Anderson did a lot of spot-up shooting, for sure.

He led the league with 366 made 3-pointers and with 422 3-point attempts. He shot 39.3 percent from beyond the arc, which is quite impressive considering how much volume he had from beyond the arc. Stan Van Gundy liked having his power forwards able to hoist away 3-pointers. Anderson fit that bill, and that is why the Magic were willing to invest so heavily in Anderson as a start and in his future with the team (well, actually that will come with what the team does as the rights holder in Anderson’s upcoming restricted free agency).

Anderson took advantage of the minutes he was given.

His per 36 minute numbers changed very little — going from 17.2 points per 36 to 18.0 points per 36 and 9.0 rebounds per 36 to 8.6 rebounds per 36. But his impact seemed to be even greater. And that is what you want from a young player being asked to step in and play more minutes. As Stan Van Gundy said when he was asked about Anderson’s Most Improved Award, this was a strong measure of how a young player like Anderson improved. He was asked to take on a bigger role, and he succeeded in it.

Anderson though tried to develop himself into more than just a spot-up 3-point shooter. This is what Stan Van Gundy asked him to do and continued to harp to him through the press throughout the season.

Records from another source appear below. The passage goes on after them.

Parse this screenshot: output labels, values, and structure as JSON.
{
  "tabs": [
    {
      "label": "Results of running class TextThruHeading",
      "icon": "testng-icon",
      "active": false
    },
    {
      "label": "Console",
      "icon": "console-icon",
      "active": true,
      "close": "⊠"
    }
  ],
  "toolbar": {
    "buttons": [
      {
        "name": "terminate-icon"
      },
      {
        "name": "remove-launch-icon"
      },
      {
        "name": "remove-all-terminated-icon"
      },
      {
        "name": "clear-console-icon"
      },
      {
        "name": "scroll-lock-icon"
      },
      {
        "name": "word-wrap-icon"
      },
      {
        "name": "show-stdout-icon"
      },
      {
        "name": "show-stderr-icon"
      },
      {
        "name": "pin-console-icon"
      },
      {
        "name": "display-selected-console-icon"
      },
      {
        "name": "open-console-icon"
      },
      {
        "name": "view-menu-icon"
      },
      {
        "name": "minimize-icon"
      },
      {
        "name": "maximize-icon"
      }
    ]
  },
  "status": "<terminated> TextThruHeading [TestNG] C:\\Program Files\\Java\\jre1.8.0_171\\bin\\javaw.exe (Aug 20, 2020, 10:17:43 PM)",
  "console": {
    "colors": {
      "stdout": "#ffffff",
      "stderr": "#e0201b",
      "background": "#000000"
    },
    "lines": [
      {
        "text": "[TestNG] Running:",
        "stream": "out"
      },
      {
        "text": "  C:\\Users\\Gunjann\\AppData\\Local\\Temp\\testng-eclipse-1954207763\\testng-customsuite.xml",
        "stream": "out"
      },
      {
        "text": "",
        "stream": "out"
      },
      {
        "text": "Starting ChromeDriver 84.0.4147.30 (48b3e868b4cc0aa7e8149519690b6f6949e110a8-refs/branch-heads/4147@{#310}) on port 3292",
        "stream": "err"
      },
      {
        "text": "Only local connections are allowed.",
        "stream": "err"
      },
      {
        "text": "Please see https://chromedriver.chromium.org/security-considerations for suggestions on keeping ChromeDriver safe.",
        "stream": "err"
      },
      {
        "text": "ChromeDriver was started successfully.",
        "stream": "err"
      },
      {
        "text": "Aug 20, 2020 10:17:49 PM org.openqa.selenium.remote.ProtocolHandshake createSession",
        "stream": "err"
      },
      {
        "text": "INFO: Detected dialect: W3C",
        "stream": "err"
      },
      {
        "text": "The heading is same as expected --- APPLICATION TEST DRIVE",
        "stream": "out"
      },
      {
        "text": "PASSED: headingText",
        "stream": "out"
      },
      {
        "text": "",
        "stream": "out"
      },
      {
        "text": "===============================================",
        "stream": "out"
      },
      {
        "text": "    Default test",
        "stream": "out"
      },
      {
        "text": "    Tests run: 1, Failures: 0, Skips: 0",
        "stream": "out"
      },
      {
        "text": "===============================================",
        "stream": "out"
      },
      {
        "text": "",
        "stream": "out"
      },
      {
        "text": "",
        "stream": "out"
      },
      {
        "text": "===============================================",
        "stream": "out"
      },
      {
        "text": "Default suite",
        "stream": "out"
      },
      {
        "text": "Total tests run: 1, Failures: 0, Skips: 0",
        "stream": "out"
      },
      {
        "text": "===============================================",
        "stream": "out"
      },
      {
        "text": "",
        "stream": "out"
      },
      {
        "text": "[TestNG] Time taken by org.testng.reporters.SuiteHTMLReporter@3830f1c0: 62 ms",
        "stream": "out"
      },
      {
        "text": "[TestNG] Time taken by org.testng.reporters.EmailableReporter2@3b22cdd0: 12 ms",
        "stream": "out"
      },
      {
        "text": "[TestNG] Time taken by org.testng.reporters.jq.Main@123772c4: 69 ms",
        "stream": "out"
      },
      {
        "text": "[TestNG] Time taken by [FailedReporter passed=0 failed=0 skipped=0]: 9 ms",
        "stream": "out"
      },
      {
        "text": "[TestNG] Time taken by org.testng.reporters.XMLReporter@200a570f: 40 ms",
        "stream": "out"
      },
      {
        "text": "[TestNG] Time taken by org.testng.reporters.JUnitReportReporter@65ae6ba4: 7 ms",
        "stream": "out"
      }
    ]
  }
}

Anderson greatly improved in one area and this might account for a good chunk of his increased scoring production. Anderson became a superb offensive rebounder.

His offensive rebound rate jumped from 10.8 in 2011 to 13.0 in 2012. Anderson took 233 shots at the rim in 2012 (making 135 of them for 57.9 percent shooting). In 2011, Anderson only had 136 shots at the rim and, in 2010, Anderson had 141. On a per-36 minute basis, that equates to: 4.3 shots at the rim per 36 in 2012 compared to 3.4 in 2011 and 5.6 in 2010 (in much more limited minutes).

Anderson was better at providing some dynamism to the team and doing more than his expected role. His work on the offensive glass was always underrated and it came through in the

He certainly has a rebounding mentality in him. After all, Anderson was the top rebounder int he Pac-12 his sophomore year at California. He also played a lot more in the post for the Golden Bears in those two years.

“I think this series has taught me a lot of what I want to improve on,” Anderson said at exit interviews following Orlando’s defeat to Indiana in the first round. “Obviously teams are going to be trying to take away my shot. I definitely want to work on improving my post game and getting stronger in the post. In college, that was kind of my bread and butter and I was really comfortable with that. Then when I came into the NBA, I turned into a pick and pop guy. I want to work on that a lot.”

Anderson said he would also like to improve his ability to shoot off the dribble and create shots for himself some. That is something he said he has worked on throughout his NBA career, but has not been comfortable enough to use in games (and that was not really his role as much).

Stan Van Gundy was constantly asking Anderson to do more. He would have liked to see Anderson continue to improve his work on the defensive glass and on defense overall. Van Gundy constantly challenged Anderson to define himself less and less by his offensive numbers. It is yet to be seen whether this is something Anderson will take to heart with Van Gundy no longer the head coach.

Anderson said he does not want to be limited to being a spot-up shooter and hopes to continue expanding his game in the offseason. It is yet to be seen whether the Magic will be the beneficiaries of his labors this offseason.

Anderson though took those first steps in 2012. He not only continued to hit 3-pointers at an incredibly efficient rate, but began to show he could get active in many other ways on the offensive end.

What Went Right: We All We GotGlen Davis
What Went Wrong: Dwight Drama, Jason Richardson